Our dinghy is our car. Here you can see a full parking lot, and an empty one.

Me, Darryl Hannah, 007, and a Shark

Friday, May 4
Staniel Cay, Exumas, Bahamas
N 24 degrees, 10.702 minutes
W 076 degrees, 26.733 minutes

By the time we left Georgetown on Tuesday, the four-mile long harbor was down to fewer than a hundred cruising boats, and I was beginning to actually enjoy it! We loved what little we saw of the Bahamian regatta, and I only wish now that we had arrived in Georgetown a few days earlier, to get the provisioning out of the way and leave us more time to watch the boats race.
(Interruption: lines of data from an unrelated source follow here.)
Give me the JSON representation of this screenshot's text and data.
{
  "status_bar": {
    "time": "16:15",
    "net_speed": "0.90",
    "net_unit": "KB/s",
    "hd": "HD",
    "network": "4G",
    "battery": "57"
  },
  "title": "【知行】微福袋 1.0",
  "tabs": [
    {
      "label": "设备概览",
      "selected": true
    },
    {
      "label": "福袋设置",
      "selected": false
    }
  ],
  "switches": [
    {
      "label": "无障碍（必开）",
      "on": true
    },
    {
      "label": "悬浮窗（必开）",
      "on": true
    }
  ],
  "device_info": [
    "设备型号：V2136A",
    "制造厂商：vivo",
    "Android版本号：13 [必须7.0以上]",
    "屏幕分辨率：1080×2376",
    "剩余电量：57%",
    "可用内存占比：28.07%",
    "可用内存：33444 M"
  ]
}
But we got it all done, at least, and attended a few final potlucks on Hamburger Beach with Crossroads, who will stay another week in Georgetown with their guests and then will head to the west coast of Florida via Key West. Crossroads is also heading home, though their home state is landlocked, so the boat will stop in St. Petersburg and will go up for sale in June. We will miss Michele and Glenn, but we are already looking forward to their first visit in November, where we will plan, in earnest, a CHARTERED cruise of the Mediterranean.

Indra is still with us as we sail up the Exumas chain. We have stopped in Staniel Cay for a few days, and we are enjoying the area much more this time around, as the water is significantly warmer, and we are anchored right next to the town and Thunderball Cave, rather than two damp miles away by dinghy, off a beach that's overrun by feral pigs. We will probably stay here through May 5 in order to attend the Staniel Cay Yacht Club's Cinco de Mayo celebration. Jamie has confessed that Cinco de Mayo is her FAVORITE holiday and Mexican food her favorite cuisine. How could we possibly not stay?!
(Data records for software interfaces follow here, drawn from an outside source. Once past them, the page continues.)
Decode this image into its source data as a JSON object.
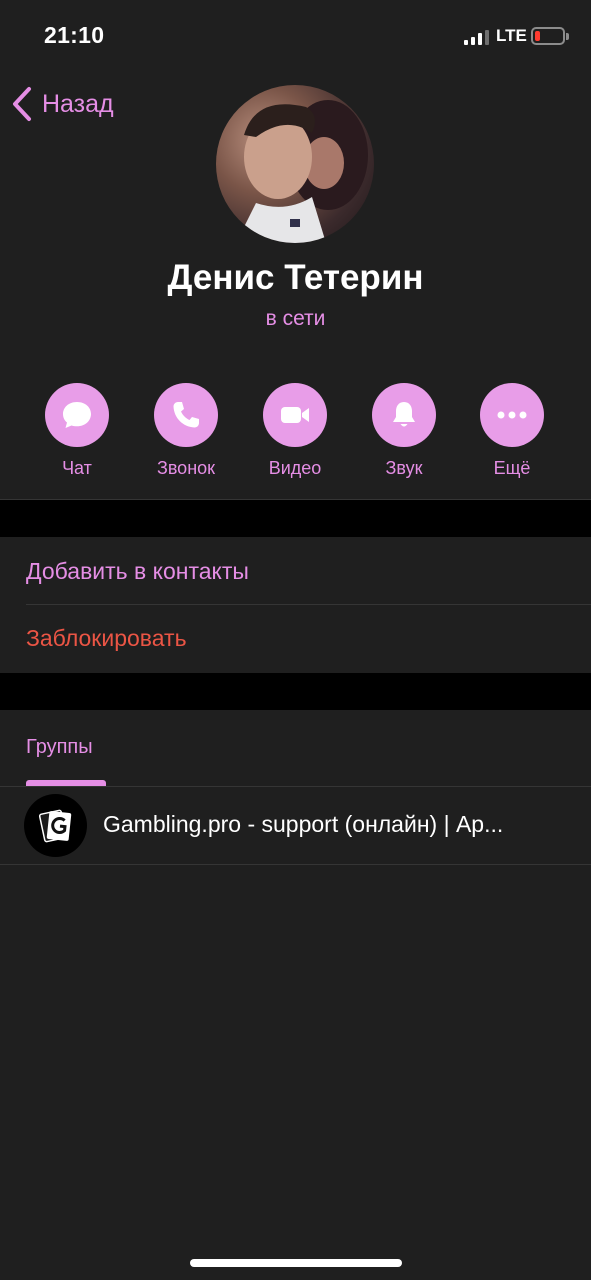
{
  "status_bar": {
    "time": "21:10",
    "network": "LTE"
  },
  "nav": {
    "back_label": "Назад"
  },
  "profile": {
    "name": "Денис Тетерин",
    "status": "в сети"
  },
  "actions": [
    {
      "label": "Чат",
      "icon": "chat-bubble-icon"
    },
    {
      "label": "Звонок",
      "icon": "phone-icon"
    },
    {
      "label": "Видео",
      "icon": "video-camera-icon"
    },
    {
      "label": "Звук",
      "icon": "bell-icon"
    },
    {
      "label": "Ещё",
      "icon": "more-dots-icon"
    }
  ],
  "options": {
    "add_contact": "Добавить в контакты",
    "block": "Заблокировать"
  },
  "tabs": {
    "groups": "Группы"
  },
  "groups": [
    {
      "title": "Gambling.pro - support (онлайн) | Ар..."
    }
  ],
  "colors": {
    "background": "#1f1f1f",
    "accent": "#e58ee5",
    "action_circle": "#e89de8",
    "danger": "#eb5545",
    "section_gap": "#000000",
    "battery_low": "#ff3b30"
  }
}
We wrote about Thunderball Cave when we snorkeled there last year. The cave, which is indeed featured in the film of the same name, as well as in "Splash," is inside a small rock island. You can snorkel inside and watch the light play on the water through various holes in the rock above and below. The effect is beautiful, and the fish and coral are plentiful inside the cave. The only catch is that the current whips through the area at quite a clip, so it's best to go at low, slack tide, when the openings to the cave are easy to find and you do not have to worry about being swept through. That means that during the ideal time, the place is PACKED with idiots in swim fins and snorkels, ruining the mood.
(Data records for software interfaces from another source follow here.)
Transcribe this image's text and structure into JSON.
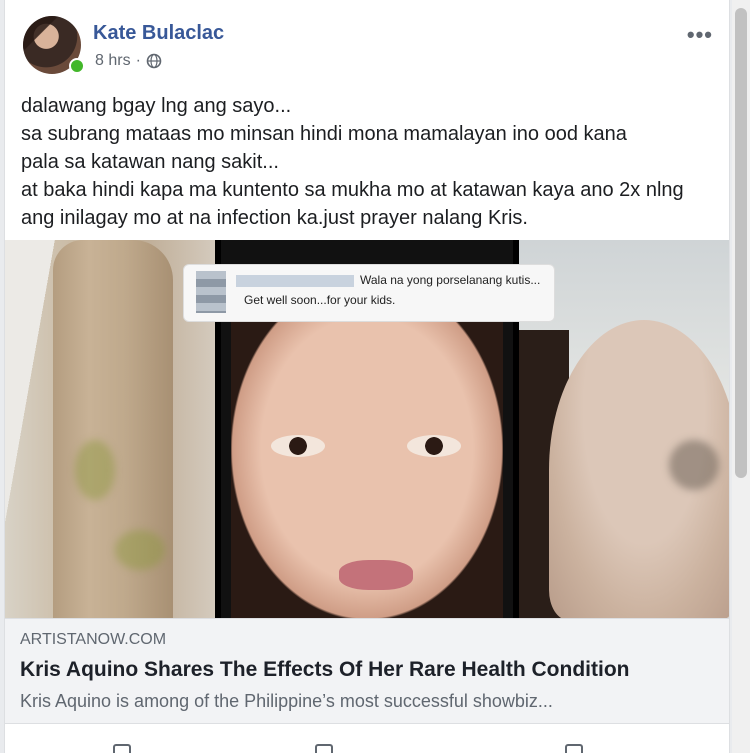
{
  "post": {
    "author": "Kate Bulaclac",
    "time": "8 hrs",
    "separator": "·",
    "privacy_icon": "globe-icon",
    "more_icon": "more-icon",
    "more_glyph": "•••",
    "text_lines": [
      "dalawang bgay lng ang sayo...",
      "sa subrang mataas mo minsan hindi mona mamalayan ino ood kana",
      "pala sa katawan nang sakit...",
      "at baka hindi kapa ma kuntento sa mukha mo at katawan kaya ano 2x nlng",
      "ang inilagay mo at na infection ka.just prayer nalang Kris."
    ]
  },
  "image": {
    "comment_line1": "Wala na yong porselanang kutis...",
    "comment_line2": "Get well soon...for your kids."
  },
  "link": {
    "domain": "ARTISTANOW.COM",
    "title": "Kris Aquino Shares The Effects Of Her Rare Health Condition",
    "description": "Kris Aquino is among of the Philippine’s most successful showbiz..."
  },
  "colors": {
    "author": "#385898",
    "online": "#42b72a",
    "link_bg": "#f2f3f5"
  }
}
Since we are anchored only a hundred yards from the cave itself, I decided to head over there this morning at high, slack tide. I had the place to myself, and because the tide here is only a couple of feet, I was able to dive down and swim through the main entrance to the cave with no problems. Inside it was even more eerie, with blue light shining through the water at the entrances, and sunlight streaming down through the holes in the ceiling. I took my time exploring each corner of the cave, counting the fish I was seeing and following all the entrances and exits.

I had swum into a darker corner of the cave, to a small hole I had not noticed before, when a dark shape materialized on the floor just a few feet away. There, hanging out on the bottom with its back to me, was a nurse shark, 3 or 4 feet long.

Now, nurse sharks, of all the sharks, are some of the most docile creatures. They have small mouths and big, swishy tails, and they really don't have any interest in humans at all. We see them a lot from the boat or out in the open in coral. This shark was clearly just waiting for me to go away.

One part of my brain calmly registered these facts, and I spent a good one hundredth of a second observing the shark as I would any other fish before the other part screamed, "RUN! And don't bleed! They love blood! Oh, where is the exit? Which exit? Oh my God, I have my back to a shark! What if he grabs a fin? I'll kick him. Can he smell fear? Am I sweating in the water? Does my finning make me sound like a fish in distress? Are my endorphins kicking in? Must be, because I am outside the cave BUT ON THE WRONG SIDE OF THE ISLAND." And so on.

As far as I can tell, the shark never budged. We'll see if he's still there when we go back this afternoon at low, slack tide.

Thursday, May 03, 2007

Puerto Rico Memories

These are from Puerto Rico. We hired a taxi driver, shown drinking his Coco Frio (cold coconut) in the background. That's Forbes and Jamie from Indra in the portrait.